Bolivia Expelled US Drug Agency for ‘Spying on President’s Girlfriends’

SHARETweet about this on TwitterShare on FacebookShare on LinkedInShare on Google+

The U.S. Drug Enforcement Administration (DEA) was expelled from a Bolivian coca region in 2008 for spying on President Evo Morales’s private life, according to a cable released by WikiLeaks.

According to the leaked cable, Bolivian “drug czar” Felipe Caceres met with U.S. representatives after Bolivia had expelled DEA agents from the coca-growing Chapare region and had declared the U.S. ambassador persona non grata.

Caceres reportedly told the U.S. officials that the expulsion “had to happen because President Morales was ‘upset that the DEA is following him, especially when he visits his girlfriends.'”

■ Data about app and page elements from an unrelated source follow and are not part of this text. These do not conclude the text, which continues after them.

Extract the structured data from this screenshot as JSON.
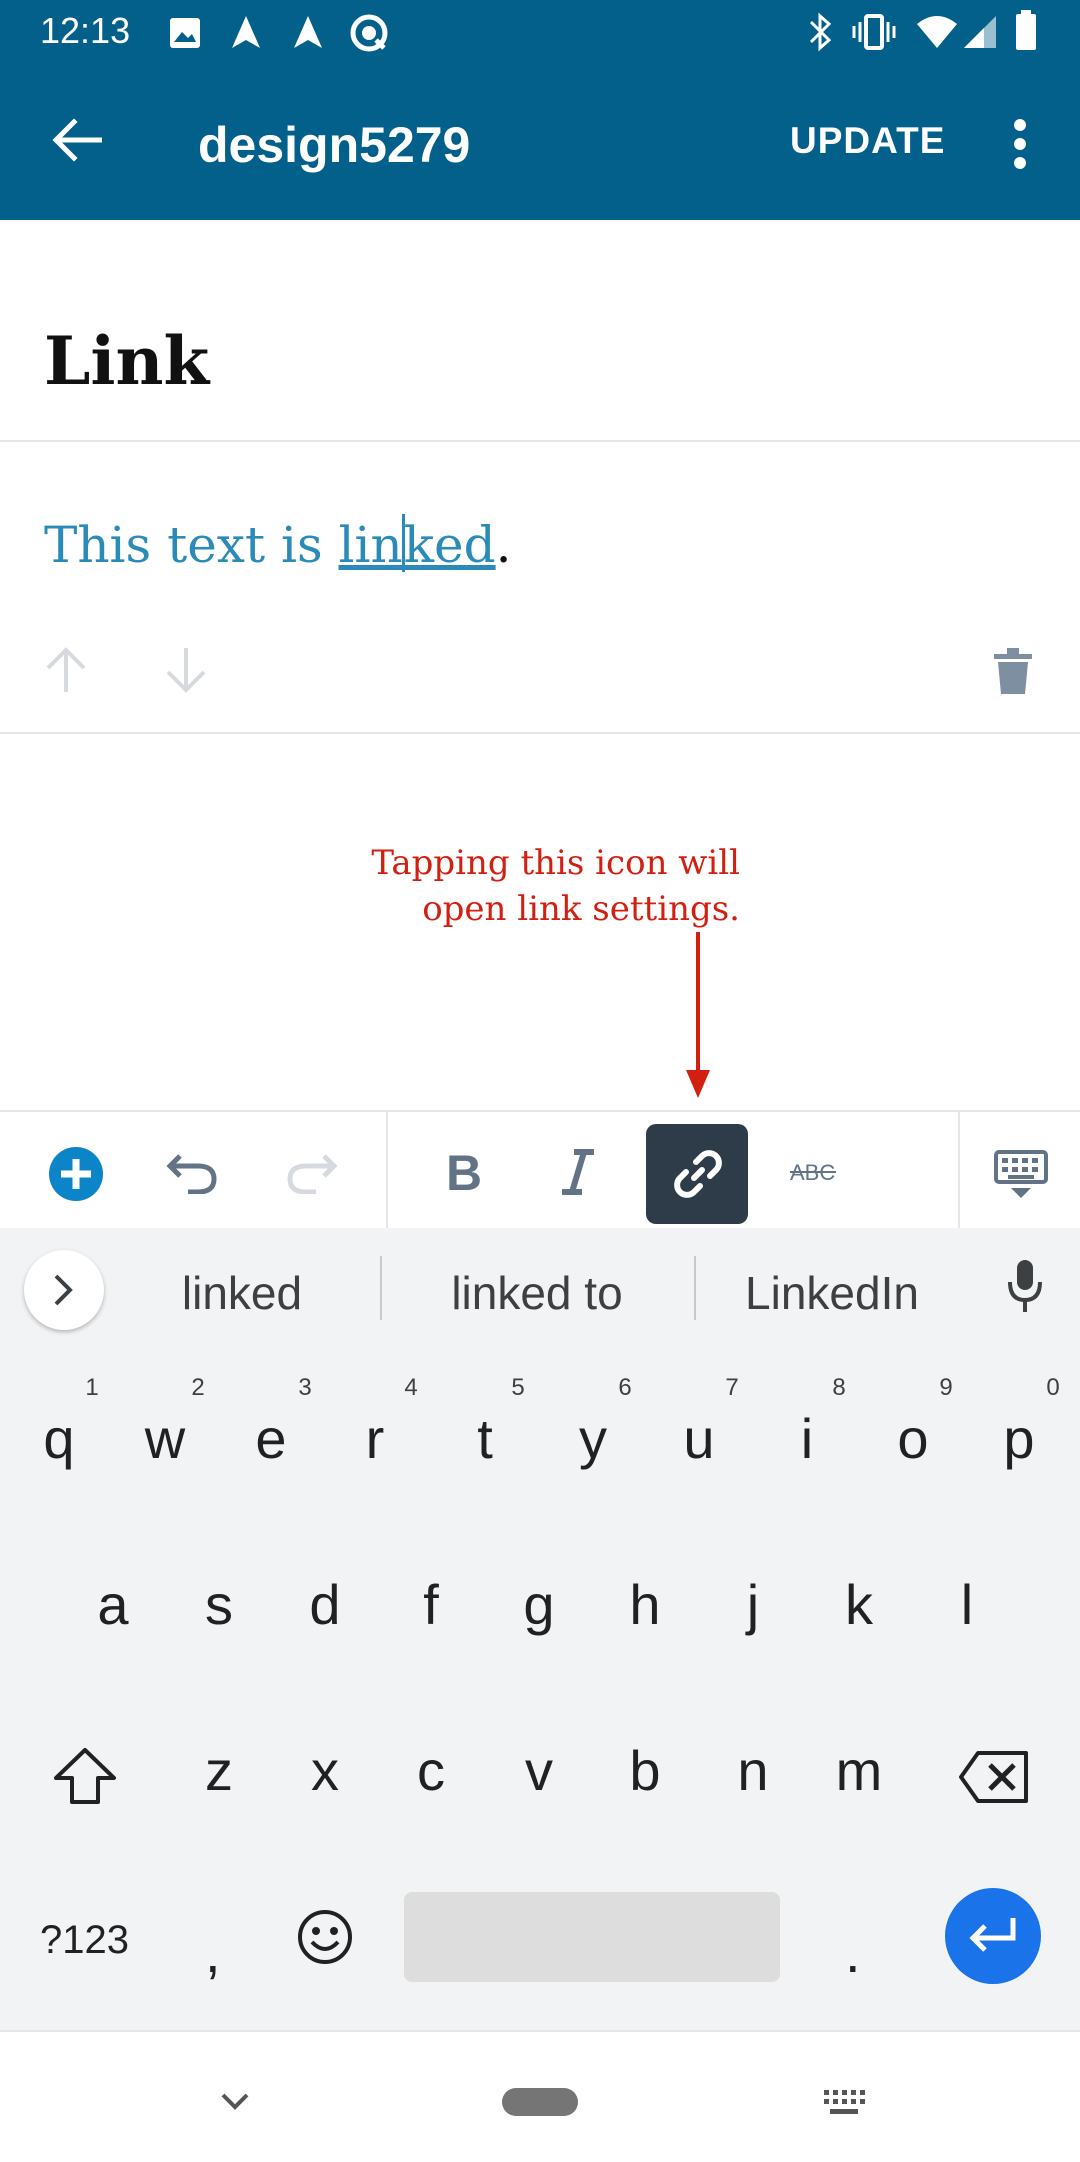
{
  "status_bar": {
    "time": "12:13"
  },
  "app_bar": {
    "title": "design5279",
    "update_label": "UPDATE"
  },
  "editor": {
    "heading": "Link",
    "paragraph": {
      "before": "This text is ",
      "link_part1": "lin",
      "link_part2": "ked",
      "after": "."
    }
  },
  "annotation": {
    "line1": "Tapping this icon will",
    "line2": "open link settings."
  },
  "toolbar": {
    "strikethrough_label": "ABC"
  },
  "suggestions": [
    "linked",
    "linked to",
    "LinkedIn"
  ],
  "keyboard": {
    "row1": [
      "q",
      "w",
      "e",
      "r",
      "t",
      "y",
      "u",
      "i",
      "o",
      "p"
    ],
    "row1_hints": [
      "1",
      "2",
      "3",
      "4",
      "5",
      "6",
      "7",
      "8",
      "9",
      "0"
    ],
    "row2": [
      "a",
      "s",
      "d",
      "f",
      "g",
      "h",
      "j",
      "k",
      "l"
    ],
    "row3": [
      "z",
      "x",
      "c",
      "v",
      "b",
      "n",
      "m"
    ],
    "symbols_label": "?123",
    "comma": ",",
    "period": "."
  },
  "colors": {
    "app_bar": "#03608a",
    "link_text": "#2a8ab8",
    "annotation": "#d21f10",
    "active_button": "#2e3c4a",
    "enter_key": "#1a73e8"
  }
}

The minister said he knew that the allegations were not true, but that individuals including Presidency Minister Ramon Quintana had been suggesting the idea to Morales, knowing “what buttons to push” to upset him.

Morales, who has never been married, announced the indefinite suspension of DEA operations in Bolivia two months later. He accused the DEA of conducting “espionage” and “conspiracy” against his government.

The Morales government has denied the version of events recounted in the cable, and challenged the authenticity of the documents.

President Evo Morales has continued to accuse the DEA of attempting to control the drug trade for its own ends.

SHARETweet about this on TwitterShare on FacebookShare on LinkedInShare on Google+